Flanked by his two two peers, Dr Ashit Sheth and Dr Jayant Apte, he would inject enthusiasm and ask incisive queries. Expletives flowed occasionally if we erred but no one felt insulted or humiliated. It was pure love and compassion that he displayed to each one of us. We all felt very equal in his presence.
As student when we asked questions, Dr Doongaji would just pick up one of his own books or journals and offer us to read. This was in an era when the internet and Google were not available and students were at the mercy of the library and teachers for sourcing references. His wit was remarkable and he let it loose with a voice so soft, chuckling away with a laughter that was infectious yet sober.
Dr Doongaji allowed everyone around him to simply believe in themselves and use every cell of their being to learn not only from experiences but also beyond the ordinary. He did not give us the equations of psychiatry but taught us how to derive them ourselves. He was equal to all, including ward boys and the nurses.
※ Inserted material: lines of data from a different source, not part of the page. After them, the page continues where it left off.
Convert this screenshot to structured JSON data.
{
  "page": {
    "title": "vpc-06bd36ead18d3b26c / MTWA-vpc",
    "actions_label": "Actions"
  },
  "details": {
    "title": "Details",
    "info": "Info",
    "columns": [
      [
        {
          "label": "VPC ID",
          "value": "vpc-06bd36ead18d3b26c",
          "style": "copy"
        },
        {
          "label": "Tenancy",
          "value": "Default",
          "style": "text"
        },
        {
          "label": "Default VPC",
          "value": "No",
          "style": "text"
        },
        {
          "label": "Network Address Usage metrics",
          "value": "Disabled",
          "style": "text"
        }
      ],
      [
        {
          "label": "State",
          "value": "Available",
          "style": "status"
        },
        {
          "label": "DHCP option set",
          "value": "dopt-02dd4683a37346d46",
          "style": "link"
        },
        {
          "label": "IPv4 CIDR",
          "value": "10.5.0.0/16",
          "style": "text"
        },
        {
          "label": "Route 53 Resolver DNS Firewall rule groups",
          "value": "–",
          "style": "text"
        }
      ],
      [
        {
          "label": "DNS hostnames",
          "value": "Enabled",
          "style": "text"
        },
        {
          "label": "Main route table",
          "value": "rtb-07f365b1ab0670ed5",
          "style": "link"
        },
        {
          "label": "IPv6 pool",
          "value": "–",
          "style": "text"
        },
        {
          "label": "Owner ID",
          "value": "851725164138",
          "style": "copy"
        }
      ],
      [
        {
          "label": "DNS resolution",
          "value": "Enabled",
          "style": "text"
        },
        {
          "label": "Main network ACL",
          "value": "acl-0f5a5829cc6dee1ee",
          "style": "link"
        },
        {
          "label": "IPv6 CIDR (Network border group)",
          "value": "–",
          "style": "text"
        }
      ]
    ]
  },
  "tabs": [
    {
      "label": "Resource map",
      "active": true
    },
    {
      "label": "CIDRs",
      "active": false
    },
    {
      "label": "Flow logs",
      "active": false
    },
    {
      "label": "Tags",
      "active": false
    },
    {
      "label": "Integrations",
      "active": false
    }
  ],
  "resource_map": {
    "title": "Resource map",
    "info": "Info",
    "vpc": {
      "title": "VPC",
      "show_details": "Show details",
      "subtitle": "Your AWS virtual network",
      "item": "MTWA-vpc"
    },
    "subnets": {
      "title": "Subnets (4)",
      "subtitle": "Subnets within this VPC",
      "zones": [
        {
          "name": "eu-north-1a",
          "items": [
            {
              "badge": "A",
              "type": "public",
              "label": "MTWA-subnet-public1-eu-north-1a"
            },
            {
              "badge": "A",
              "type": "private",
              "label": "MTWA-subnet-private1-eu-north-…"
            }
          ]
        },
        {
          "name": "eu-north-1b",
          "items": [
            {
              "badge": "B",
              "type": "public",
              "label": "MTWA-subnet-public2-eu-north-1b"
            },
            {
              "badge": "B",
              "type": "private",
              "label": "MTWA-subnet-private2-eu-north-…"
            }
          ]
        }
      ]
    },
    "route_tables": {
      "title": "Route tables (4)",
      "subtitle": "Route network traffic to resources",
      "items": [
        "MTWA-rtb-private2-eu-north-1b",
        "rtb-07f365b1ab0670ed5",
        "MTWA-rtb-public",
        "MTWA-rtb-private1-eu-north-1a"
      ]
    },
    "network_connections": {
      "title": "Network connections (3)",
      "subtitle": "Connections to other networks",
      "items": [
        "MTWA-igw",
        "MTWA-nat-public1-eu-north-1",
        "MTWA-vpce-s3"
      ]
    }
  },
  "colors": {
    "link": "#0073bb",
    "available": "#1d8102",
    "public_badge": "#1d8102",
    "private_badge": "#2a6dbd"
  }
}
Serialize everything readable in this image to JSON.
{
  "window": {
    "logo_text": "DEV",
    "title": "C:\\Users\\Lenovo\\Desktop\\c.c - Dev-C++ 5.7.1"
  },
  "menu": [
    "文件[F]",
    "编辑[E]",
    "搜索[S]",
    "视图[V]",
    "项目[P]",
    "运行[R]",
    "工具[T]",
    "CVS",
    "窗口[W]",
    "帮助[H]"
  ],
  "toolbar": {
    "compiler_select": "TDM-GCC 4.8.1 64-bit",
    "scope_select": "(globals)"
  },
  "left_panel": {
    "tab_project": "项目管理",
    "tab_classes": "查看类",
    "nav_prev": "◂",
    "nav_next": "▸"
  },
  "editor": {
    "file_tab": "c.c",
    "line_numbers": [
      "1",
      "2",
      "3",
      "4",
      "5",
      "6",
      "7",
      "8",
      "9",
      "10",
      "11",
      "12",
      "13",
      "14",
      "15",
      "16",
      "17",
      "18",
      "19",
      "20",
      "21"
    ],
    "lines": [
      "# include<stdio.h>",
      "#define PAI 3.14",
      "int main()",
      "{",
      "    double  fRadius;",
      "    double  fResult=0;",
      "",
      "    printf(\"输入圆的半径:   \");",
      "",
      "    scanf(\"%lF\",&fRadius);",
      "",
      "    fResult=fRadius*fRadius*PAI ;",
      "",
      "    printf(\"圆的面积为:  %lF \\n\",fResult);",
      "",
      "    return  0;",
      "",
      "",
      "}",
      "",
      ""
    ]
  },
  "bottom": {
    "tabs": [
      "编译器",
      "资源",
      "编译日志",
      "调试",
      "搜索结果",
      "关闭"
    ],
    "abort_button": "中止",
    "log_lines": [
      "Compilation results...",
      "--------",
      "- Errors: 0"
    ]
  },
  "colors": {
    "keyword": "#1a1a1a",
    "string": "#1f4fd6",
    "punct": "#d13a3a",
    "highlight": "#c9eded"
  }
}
Dr Doongaji taught us without actually teaching us. Sometimes he would ask Ram Singhal, a senior and experienced ward boy, for his opinion, and Singhal would occasionally be right.
With a surgical mind Dr Doongaji would dissect every fact and every observation. He was forthright and blunt. In one of our interactions he asked my senior registrar. “Will you give these medications if the patient was your relative?” But this was asked without malice.
Dr Chand Nair, one of my dear friends and a student then, says: “On completing my three years of residency, I topped my university in that batch and went to him all puffed up, seeking guidance. His advice was simple: ‘Practising medicine and especially psychiatry is not a passive spectator sport , dikhra, step into the arena like it is a gladiatorial sport and fight for your patients.’”
I spent one year at KEM hospital and that year was a period when my mind was imprinted by just two phrases: Be rationale, be human. I strive to follow that even today. With Shubha Thatte, a wonderful psychologist, and the late Mr Mistry, the EEG professional par excellence who interpreted the brain graphs probably better than anyone else, they made a great trio. I personally feel that it was one of the golden eras of psychiatry in India. The first research papers on the use of yoga in psychoneurosis came from the department pioneered by the late Dr NS Vahia, whom Dr Doongaji assisted for many years.
Dr Nair describes sir as “a wonderful, trailblazing, funny and brilliant man.” For me he was the Zen master.
(To receive our E-paper on WhatsApp daily, please click here. To receive it on Telegram, please click here. We permit sharing of the paper's PDF on WhatsApp and other social media platforms.)